IT Red Flags: You’re Not Sharing Files With Your Email, Right?

The first installment in our blog series about IT Red Flags explores a common and dangerous habit — sharing files with your email. Not only is it unsafe, but it’s also inconvenient.

In case you didn’t know, you no longer need to email files to people. It’s outdated, and inconvenient, especially when you consider the other file sharing options available to you today.

Why Should You Avoid Sharing Files Through Email?

It’s Not Safe

When you make a habit of sending files as attachments in emails, you’re threatening your security in two ways:

  • You’re leaving all that shared data behind a single layer of cybersecurity — your email password. Unlike data stored and shared directly, when you upload data as an attachment, you’re leaving it there for cybercriminals to access after they’ve hacked your email account.
  • You’re making your business a bigger target for phishing. By making this file-sharing method an accepted practice, you make it easier for cybercriminals to trick you and your coworkers into trusting email attachments. This is why 65% of organizations in the US have been hit by phishing. People are more likely to assume an attachment is safe to download if it’s the primary way their organization shares files.

It’s Not Convenient

The simple fact is, there are better ways to share files in the modern workplace. Taking the time to compose an email, select the file, wait for it to upload, and then wait for it to download on the recipient’s end is an undeniable waste of time for you and your contacts.

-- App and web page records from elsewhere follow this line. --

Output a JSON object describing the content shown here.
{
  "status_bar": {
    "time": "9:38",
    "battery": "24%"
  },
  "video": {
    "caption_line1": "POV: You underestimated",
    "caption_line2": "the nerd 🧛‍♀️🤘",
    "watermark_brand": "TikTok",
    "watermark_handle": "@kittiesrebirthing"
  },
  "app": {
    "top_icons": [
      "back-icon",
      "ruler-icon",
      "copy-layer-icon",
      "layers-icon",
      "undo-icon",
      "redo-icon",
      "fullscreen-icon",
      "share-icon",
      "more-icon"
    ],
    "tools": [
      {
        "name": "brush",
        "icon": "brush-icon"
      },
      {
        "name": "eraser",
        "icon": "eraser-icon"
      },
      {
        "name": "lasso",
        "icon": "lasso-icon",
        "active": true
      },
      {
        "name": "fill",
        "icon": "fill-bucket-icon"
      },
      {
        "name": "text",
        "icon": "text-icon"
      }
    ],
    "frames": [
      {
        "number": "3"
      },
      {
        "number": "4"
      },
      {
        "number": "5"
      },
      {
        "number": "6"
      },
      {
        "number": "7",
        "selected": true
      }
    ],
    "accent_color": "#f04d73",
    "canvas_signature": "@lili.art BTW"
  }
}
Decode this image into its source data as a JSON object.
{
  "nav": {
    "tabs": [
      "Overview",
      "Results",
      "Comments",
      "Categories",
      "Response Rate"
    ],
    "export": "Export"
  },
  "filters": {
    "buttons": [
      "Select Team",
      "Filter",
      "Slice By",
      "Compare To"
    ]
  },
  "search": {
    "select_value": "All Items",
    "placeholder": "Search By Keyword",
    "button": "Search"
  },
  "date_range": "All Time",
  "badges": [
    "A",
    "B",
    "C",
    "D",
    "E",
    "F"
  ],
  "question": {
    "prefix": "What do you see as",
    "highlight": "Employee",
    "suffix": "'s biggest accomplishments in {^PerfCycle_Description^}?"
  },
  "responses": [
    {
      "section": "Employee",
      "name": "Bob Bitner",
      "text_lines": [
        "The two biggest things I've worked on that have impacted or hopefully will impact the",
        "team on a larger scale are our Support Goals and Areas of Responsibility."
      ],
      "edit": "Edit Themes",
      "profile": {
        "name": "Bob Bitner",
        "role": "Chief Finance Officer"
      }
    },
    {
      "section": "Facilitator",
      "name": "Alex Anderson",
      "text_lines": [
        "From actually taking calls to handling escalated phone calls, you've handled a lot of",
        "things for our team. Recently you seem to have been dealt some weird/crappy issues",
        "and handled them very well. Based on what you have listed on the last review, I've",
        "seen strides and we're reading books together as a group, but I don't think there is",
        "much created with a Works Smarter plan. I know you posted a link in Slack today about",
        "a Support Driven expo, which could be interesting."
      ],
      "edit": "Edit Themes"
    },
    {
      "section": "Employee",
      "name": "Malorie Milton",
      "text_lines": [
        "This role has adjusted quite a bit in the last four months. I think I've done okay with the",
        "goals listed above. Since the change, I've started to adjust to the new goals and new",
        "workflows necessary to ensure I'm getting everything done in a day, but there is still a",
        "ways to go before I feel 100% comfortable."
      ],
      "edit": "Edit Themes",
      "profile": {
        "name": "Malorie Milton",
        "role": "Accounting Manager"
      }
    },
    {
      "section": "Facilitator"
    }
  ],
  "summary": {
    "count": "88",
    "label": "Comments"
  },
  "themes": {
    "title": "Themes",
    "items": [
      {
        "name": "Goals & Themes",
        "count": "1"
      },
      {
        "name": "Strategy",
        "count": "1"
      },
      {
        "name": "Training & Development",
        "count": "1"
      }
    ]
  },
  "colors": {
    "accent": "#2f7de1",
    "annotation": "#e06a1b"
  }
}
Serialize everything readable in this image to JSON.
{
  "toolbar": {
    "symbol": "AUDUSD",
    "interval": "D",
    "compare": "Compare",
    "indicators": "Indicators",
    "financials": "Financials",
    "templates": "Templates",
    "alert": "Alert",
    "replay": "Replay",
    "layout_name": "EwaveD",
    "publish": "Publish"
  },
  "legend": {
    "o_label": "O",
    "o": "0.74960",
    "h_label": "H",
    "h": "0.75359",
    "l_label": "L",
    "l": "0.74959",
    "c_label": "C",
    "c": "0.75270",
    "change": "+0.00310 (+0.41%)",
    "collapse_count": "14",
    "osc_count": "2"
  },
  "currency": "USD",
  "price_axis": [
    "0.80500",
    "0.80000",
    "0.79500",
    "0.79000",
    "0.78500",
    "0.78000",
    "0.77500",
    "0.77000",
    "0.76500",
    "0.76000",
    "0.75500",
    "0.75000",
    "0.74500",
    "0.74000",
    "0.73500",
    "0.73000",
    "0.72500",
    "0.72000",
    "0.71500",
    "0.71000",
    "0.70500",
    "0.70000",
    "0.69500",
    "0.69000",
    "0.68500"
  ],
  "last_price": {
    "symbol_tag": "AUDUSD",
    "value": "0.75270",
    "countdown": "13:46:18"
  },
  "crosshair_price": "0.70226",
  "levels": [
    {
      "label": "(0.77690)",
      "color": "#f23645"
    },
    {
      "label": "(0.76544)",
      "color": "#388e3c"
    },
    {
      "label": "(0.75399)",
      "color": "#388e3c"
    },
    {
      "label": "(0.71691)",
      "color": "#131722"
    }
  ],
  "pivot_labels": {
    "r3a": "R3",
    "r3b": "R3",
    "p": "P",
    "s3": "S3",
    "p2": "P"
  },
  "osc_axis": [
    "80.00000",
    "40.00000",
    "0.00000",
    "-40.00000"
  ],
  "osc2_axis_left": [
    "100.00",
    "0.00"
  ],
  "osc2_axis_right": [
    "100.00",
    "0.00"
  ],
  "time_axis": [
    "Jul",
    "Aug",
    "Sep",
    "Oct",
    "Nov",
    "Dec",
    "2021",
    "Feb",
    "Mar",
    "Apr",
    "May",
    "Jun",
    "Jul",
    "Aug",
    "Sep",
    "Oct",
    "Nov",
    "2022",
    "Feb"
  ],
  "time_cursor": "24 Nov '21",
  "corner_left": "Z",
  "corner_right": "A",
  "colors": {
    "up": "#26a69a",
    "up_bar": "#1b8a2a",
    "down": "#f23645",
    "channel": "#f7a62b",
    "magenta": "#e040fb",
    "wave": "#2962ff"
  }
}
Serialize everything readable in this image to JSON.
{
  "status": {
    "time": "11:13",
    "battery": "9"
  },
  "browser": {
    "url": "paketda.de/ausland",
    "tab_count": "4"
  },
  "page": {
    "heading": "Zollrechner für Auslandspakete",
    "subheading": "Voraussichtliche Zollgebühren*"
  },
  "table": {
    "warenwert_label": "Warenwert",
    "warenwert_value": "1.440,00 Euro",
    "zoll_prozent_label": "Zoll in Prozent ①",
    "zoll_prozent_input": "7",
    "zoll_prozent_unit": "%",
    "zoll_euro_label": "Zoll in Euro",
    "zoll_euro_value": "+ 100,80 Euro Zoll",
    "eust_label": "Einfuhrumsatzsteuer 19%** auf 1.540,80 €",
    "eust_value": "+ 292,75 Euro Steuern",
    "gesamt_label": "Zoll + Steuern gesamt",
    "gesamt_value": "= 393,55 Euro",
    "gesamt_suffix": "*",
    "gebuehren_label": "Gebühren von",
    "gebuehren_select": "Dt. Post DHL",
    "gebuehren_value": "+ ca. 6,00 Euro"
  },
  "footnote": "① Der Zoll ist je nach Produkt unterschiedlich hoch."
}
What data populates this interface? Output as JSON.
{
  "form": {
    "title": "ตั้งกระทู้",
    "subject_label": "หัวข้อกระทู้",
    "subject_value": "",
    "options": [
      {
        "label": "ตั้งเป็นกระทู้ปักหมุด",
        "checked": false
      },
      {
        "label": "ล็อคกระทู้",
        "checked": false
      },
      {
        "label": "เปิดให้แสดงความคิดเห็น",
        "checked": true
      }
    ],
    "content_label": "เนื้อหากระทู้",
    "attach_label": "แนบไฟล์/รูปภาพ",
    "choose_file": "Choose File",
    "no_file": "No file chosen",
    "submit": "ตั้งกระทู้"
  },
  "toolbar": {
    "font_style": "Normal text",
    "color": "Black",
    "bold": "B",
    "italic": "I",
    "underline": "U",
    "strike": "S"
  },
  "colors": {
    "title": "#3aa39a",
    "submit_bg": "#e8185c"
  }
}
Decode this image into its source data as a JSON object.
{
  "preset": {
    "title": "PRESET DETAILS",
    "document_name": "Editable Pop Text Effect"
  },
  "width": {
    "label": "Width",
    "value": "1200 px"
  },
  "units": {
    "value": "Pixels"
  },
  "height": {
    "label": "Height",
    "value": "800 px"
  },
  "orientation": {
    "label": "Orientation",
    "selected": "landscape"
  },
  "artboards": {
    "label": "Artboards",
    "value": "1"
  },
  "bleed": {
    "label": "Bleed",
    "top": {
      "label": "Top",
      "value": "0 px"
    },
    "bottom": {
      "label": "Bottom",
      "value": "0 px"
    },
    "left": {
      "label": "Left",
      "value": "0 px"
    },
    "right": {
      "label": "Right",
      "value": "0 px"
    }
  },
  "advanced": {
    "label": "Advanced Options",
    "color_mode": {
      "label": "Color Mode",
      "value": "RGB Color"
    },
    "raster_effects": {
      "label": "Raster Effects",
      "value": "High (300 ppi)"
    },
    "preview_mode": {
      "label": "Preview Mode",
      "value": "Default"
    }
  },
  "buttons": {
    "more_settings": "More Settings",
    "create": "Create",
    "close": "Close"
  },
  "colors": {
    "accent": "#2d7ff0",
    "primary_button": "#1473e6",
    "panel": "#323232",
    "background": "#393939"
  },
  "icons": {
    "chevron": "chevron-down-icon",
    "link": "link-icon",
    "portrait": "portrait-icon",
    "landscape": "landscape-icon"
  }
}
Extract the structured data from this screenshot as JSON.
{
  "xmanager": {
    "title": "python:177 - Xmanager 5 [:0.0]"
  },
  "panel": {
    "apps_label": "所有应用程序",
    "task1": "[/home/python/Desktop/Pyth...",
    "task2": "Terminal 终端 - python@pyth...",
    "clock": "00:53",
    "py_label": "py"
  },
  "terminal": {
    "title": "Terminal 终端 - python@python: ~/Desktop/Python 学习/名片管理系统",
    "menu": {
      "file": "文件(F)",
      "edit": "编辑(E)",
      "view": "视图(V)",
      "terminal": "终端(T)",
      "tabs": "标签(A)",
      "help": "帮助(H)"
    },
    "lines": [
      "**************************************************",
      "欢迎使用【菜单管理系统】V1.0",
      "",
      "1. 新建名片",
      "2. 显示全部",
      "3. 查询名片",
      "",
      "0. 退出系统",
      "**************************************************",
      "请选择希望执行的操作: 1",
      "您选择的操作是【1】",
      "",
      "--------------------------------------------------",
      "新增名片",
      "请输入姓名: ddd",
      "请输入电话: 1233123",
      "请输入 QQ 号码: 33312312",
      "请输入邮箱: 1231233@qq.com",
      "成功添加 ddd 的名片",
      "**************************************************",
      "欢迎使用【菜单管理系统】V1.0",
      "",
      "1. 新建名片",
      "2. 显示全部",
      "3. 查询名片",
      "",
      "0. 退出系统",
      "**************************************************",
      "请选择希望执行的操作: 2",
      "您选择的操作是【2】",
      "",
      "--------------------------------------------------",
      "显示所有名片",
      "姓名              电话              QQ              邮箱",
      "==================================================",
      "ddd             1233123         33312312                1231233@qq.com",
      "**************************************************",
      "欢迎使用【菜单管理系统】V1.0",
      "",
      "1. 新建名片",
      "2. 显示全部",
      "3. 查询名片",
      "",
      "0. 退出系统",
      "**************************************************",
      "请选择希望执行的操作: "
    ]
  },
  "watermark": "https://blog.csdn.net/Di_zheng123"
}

It’s Not Compliant

As a DD organization, you’re subject to HIPAA compliance regulations. Do you think it’s safe to share HIPAA protected data over email, given the security concerns we raised above?

How Should You Share Files?

There are so many solutions and options available for secure and convenient file-sharing today. Any of them is a better option than emailing attachments:

  • Microsoft Teams: Microsoft Teams is a chat-based workspace that brings people together to collaborate, communicate, and share content. It offers a flexible environment making everything visible, integrated, and accessible to your staff. It’s a messaging application where all conversations, meetings, and notes can be accessed by everyone in one place, and it’s a hub where you can work together with the security and real-time communication you need for collaboration. Edit, access, and share files with simplified search capabilities make it easy to find what you need, alongside access to all Word, PowerPoint, and Excel files in real-time from one convenient hub.
  • Microsoft SharePoint: As the name implies, Microsoft SharePoint is designed allowing you to share files, collaborate, edit, and more with anywhere from a single coworker to an entire team. Files in SharePoint are not owned or associated with one specific person – everyone on the team has read and write access. Microsoft SharePoint is a cloud-based platform that enables companies to backup, store, retrieve, and collaborate on spreadsheets, documents, presentations, databases, and much more. It seamlessly integrates with the more popular of Microsoft’s products, Microsoft 365, and has the capacity of being configured for a wide variety of applications and workflows. SharePoint’s major selling point is its ability to facilitate file-based data collaboration between shareholders within your company as well as collaboration with clients through permission-based access.
  • Microsoft OneDrive: OneDrive is like a cloud-based version of the “My Documents” folder that you’ve come to rely on with your PC for many years. When you create a document or need to open up one from the past, it’ll likely be stored in “My Documents” (ideally, organized a few subfolders down). With OneDrive, it’s the same idea, but instead of being stored in “My Documents” on your local work server, it’s stored offsite in the cloud, which means you can access that same file from your home office, while you’re on your way to work, or even while you’re away traveling for business. It even offers an offline sync engine so you can keep working when you’re disconnected from the Internet. Whereas SharePoint is designed for file-sharing purposes, OneDrive is better when you want to share under very specific conditions, whether in a limited capacity or within a specific time frame.

Need Expert Assistance With File Sharing?

Don’t keep sharing files with your email because you don’t know a better way to do so. You can eliminate this red flag for good — and we can help

The GO Concepts team is here to help – we can show you how to harness, secure, and use compliant file sharing capabilities to help boost your team’s efficiency in collaborating with one another.

Here’s how:

  1. Contact our team and arrange a free consultation at a time that works for you.
  2. Describe how you want to share files, and we will provide secure recommendations.
  3. Use your new sharing solution to securely conveniently and compliantly share files across your organization.